Depending on the issue, the CLeaR Method of positive discipline may be appropriate. To apply the CLeaR Method, a parent asks herself, "What behavior do I want from this child?" The parent then waits for that behavior to occur or creates an opportunity for it to occur and then Comments on it, Labels it and temporarily Rewards it. For instance, a toddler has been hurting his baby brother by slapping him on the head. Mom takes the toddler's hand and helps him to gently stroke the baby. As she does so, she comments: "You're touching the baby so softly now." She labels: "You're being so gentle." She rewards: "I think you deserve a candy for being so gentle with your baby brother." (The reward will only happen the first few times that the desirable behavior occurs and then it will be rapidly "thinned out.")

It is also possible that the behavior in question requires more traditional "bad-feeling" discipline. In this case, the anger-free discipline strategy called the Two-Times Rule can be employed. In this method, the negative consequence does all the teaching and parental emotion is not employed at all.

Finally, in cases of rudeness, parents may want to use the intervention called The Relationship Rule – a series of steps that teaches a child how to control himself when he is upset (a skill that begins with parental modeling!). More information about each of these parenting strategies is available and hopefully, we'll also explore them more in depth, in future articles.

These 5 skills will see a parent through any parenting issue that presents itself over the two decades of raising a child. They not only replace yelling and other destructive interventions but they help ensure that children will maintain life-long loving relationships with their parents.

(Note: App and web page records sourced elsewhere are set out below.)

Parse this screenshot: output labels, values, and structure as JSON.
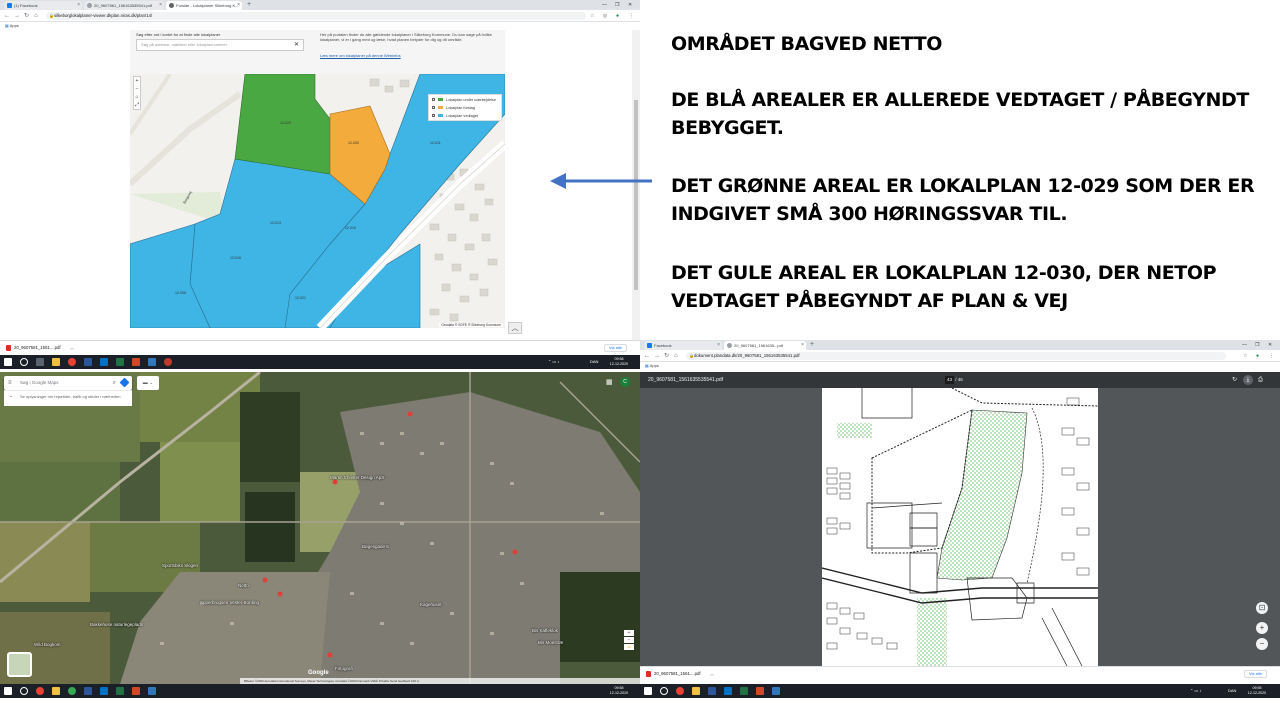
{
  "notes": {
    "line1": "OMRÅDET BAGVED NETTO",
    "line2a": "DE BLÅ AREALER ER ALLEREDE VEDTAGET / PÅBEGYNDT",
    "line2b": "BEBYGGET.",
    "line3a": "DET GRØNNE AREAL ER LOKALPLAN 12-029 SOM DER ER",
    "line3b": "INDGIVET SMÅ 300 HØRINGSSVAR TIL.",
    "line4a": "DET GULE AREAL ER LOKALPLAN 12-030, DER NETOP",
    "line4b": "VEDTAGET PÅBEGYNDT AF PLAN & VEJ"
  },
  "colors": {
    "accent_arrow": "#4472c4",
    "lokalplan_vedtaget": "#3fb5e6",
    "lokalplan_forslag": "#f3ab3c",
    "lokalplan_under_udarbejdelse": "#4aa843"
  },
  "browser1": {
    "tabs": [
      {
        "label": "(1) Facebook",
        "icon": "facebook-icon"
      },
      {
        "label": "20_9607581_156163535541.pdf",
        "icon": "globe-icon"
      },
      {
        "label": "Forside - Lokalplaner Silkeborg K...",
        "icon": "globe-icon"
      }
    ],
    "url": "silkeborglokalplaner-viewer.dkplan.niras.dk/plan/14/",
    "bookmarks_label": "Apps",
    "search_label": "Søg efter ord i kortet for at finde alle lokalplaner",
    "search_placeholder": "Søg på adresse, matrikler eller lokalplannummer",
    "header_text": "Her på portalen finder du alle gældende lokalplaner i Silkeborg Kommune. Du kan søge på hvilke lokalplaner, vi er i gang med og læse, hvad planen betyder for dig og dit område.",
    "header_link": "Læs mere om lokalplaner på denne Webinfos",
    "legend": [
      {
        "label": "Lokalplan under udarbejdelse",
        "color": "#4aa843"
      },
      {
        "label": "Lokalplan forslag",
        "color": "#f3ab3c"
      },
      {
        "label": "Lokalplan vedtaget",
        "color": "#3fb5e6"
      }
    ],
    "attribution": "Geodata ® SDFE ® Silkeborg Kommune",
    "parcel_labels": [
      "12-029",
      "12-030",
      "12-011",
      "12-013",
      "12-019",
      "12-016",
      "12-006",
      "12-021"
    ],
    "road_label": "Borgevej",
    "download_file": "20_9607581_1561....pdf",
    "show_all": "Vis alle"
  },
  "taskbar1": {
    "time": "09:58",
    "date": "12-12-2020",
    "lang": "DAN"
  },
  "gmaps": {
    "search_placeholder": "Søg i Google Maps",
    "hint": "Se oplysninger om rejsetider, trafik og steder i nærheden",
    "labels": [
      "Martin Christer Design ApS",
      "Netto",
      "Bis Kaffeklok",
      "Superbrugsen Vester Bording",
      "Bøgesgade 5",
      "Fotografi",
      "Wild Bogkom",
      "Sportsbiks Skigen",
      "Bakkehuse naturlegeplads",
      "Kagehuset",
      "Bis Moestræ"
    ],
    "footer": "Billeder ©2020 Aerodata International Surveys, Maxar Technologies, Kortdata ©2020   Danmark   Vilkår   Privatliv   Send feedback   100 m",
    "google_label": "Google"
  },
  "taskbar2": {
    "time": "09:55",
    "date": "12-12-2020",
    "lang": "DAN"
  },
  "browser2": {
    "tabs": [
      {
        "label": "Facebook",
        "icon": "facebook-icon"
      },
      {
        "label": "20_9607581_1561635...pdf",
        "icon": "globe-icon"
      }
    ],
    "url": "dokument.plandata.dk/20_9607581_156163535541.pdf",
    "bookmarks_label": "Apps",
    "pdf_title": "20_9607581_1561635535541.pdf",
    "page_current": "43",
    "page_total": "46",
    "download_file": "20_9607581_1561....pdf",
    "show_all": "Vis alle"
  }
}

Sarah Chana Radcliffe is the author of The Fear Fix, Make Yourself at Home and Raise Your Kids without Raising Your Voice. Visit her parenting page or access her teleclasses.
© Copyright, all rights reserved. If you enjoyed this article, we encourage you to distribute it further, provided that you comply with Chabad.org's copyright policy.
1000 characters remaining
Email me when new comments are posted.
Sort By:
Discussion (3)
July 24, 2011
Mom in need!
I have been battling with this very issue since I have got my two older children back from living with their father. I have been yelling and crying more at my children then ever before, I am trying to get then used to having rules again but was only met with rejection and pain! Every moment of parenting is new to me and want to succeed as a mother and friend! I feel like giving up at times but know that my babies won't be mine forever and I don't want to miss out on because I as mom don't understand my child and end up yelling instead loving!!!!! Thank you for the words of wisdom and I plan to rake them to heart!
Anonymous
Flagstaff, AZ
August 20, 2008
Excellent!
Thank you for this good and practical advice. I will certainly try it!
Tzipporah
August 19, 2008
How I wish MY parents had read this!
I think your advice is wonderful and I wish all parents would step out of the anger of the moment to reflect on what really needs to happen.
Gayla
WA
Just about every career requires prior course training, and often some work-related experience.

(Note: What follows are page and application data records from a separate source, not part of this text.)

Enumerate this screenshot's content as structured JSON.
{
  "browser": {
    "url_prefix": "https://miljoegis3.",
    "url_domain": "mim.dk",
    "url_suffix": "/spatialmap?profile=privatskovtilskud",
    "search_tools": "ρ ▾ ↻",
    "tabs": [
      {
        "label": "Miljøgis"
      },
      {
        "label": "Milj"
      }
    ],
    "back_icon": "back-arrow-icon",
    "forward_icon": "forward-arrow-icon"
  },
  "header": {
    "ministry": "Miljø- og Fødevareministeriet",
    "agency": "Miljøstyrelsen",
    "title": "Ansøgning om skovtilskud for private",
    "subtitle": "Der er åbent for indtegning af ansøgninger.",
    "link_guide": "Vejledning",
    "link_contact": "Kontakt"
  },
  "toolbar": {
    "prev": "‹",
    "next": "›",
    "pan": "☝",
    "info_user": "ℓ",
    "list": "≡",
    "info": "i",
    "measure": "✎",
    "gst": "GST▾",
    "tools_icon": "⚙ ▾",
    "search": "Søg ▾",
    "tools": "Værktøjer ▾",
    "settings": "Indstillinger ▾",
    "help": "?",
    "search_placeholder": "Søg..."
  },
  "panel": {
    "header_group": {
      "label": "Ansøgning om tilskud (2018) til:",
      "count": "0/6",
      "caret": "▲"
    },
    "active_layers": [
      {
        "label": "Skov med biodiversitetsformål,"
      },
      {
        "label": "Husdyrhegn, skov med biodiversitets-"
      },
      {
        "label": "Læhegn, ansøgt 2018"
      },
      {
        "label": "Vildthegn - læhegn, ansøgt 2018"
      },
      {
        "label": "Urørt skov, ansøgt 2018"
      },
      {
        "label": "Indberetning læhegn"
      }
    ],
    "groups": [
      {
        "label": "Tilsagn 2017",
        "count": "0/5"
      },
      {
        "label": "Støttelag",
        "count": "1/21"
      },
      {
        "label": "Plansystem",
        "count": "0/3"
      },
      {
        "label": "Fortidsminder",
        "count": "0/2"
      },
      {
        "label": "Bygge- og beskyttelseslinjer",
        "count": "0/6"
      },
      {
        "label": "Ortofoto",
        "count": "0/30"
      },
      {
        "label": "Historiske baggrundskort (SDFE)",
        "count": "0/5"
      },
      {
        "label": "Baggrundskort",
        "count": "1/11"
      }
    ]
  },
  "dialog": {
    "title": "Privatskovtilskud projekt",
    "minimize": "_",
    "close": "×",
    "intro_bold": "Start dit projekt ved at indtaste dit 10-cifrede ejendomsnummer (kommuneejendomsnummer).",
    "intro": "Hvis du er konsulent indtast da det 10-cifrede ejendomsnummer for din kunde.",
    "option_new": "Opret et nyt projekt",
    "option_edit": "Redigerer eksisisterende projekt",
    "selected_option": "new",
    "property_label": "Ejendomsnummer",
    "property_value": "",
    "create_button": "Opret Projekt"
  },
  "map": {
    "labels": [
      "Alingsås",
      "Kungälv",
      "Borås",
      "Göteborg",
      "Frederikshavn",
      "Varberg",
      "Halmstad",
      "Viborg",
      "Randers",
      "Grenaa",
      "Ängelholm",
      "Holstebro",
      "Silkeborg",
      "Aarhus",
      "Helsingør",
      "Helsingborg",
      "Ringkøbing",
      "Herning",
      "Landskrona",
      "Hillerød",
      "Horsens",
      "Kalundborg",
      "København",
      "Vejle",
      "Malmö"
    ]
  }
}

Becoming a parent can be one of the most responsible positions we undertake, yet most of us do so unprepared and without any prior knowledge.

What makes your child tick? How can you learn to communicate better so your child will listen? Dealing with bedtime fights? Teaching gentleness? Arranging allowances and chores?

With a rotating roster of parenting and educational experts, these and more issues will be covered in this hands-on parenting blog.



Submit your parenting question to our panel of experts by clicking here.






Sarah Chana RadcliffeSarah Chana Radcliffe is the author of The Fear Fix, Make Yourself at Home and Raise Your Kids without Raising Your Voice. Visit her parenting page or access her teleclasses.
This page in other languages
FEATURED ON CHABAD.ORG